- What this task involves -
Scan the entries below for the word "true" and copy every line where it turns up.

[Entries from a dataset of interfaces]
──────

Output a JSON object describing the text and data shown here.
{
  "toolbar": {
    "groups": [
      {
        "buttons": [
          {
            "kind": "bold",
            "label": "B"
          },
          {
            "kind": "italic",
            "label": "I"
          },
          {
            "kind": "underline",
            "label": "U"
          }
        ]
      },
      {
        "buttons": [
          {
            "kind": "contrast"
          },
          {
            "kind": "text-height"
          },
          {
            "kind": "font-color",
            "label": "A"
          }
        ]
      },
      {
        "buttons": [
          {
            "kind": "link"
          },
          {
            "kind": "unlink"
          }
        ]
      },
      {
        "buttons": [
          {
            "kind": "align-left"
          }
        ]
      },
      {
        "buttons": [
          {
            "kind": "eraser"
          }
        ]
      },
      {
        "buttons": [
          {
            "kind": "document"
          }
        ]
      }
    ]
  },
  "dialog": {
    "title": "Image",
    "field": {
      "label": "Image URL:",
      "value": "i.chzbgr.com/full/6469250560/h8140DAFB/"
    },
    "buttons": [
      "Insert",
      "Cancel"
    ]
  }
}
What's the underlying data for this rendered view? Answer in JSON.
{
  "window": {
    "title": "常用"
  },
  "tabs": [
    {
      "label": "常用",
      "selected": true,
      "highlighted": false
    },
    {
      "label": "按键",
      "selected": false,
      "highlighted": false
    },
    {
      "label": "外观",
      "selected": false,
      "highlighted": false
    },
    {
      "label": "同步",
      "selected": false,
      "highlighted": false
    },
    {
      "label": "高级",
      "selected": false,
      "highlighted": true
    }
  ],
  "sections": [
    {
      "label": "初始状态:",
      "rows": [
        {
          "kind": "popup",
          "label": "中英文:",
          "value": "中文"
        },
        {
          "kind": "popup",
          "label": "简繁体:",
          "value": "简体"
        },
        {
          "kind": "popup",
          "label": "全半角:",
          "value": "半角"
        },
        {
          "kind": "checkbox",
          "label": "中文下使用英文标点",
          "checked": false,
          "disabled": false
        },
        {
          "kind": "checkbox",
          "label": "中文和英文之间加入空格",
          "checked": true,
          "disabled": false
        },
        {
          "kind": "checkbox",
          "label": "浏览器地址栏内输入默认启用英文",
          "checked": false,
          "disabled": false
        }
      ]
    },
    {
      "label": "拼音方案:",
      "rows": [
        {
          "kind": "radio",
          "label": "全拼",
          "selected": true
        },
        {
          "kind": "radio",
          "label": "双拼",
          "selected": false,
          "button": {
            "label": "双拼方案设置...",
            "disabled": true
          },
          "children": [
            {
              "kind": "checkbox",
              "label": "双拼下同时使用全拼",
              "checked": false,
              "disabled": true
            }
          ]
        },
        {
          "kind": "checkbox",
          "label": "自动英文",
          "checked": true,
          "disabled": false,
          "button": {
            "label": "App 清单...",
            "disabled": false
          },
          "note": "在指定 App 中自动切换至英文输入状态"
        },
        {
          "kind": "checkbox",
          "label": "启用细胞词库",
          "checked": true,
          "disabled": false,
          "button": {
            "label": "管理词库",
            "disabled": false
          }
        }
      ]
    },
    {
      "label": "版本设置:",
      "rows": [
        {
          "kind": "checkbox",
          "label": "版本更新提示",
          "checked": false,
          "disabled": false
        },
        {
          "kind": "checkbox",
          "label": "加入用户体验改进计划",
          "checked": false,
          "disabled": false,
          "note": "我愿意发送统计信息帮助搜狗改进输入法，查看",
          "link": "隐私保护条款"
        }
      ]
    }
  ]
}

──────

- Result of the exercise -
      "selected": true,
      "highlighted": true
          "checked": true,
          "selected": true
            "disabled": true
              "disabled": true
          "checked": true,
          "checked": true,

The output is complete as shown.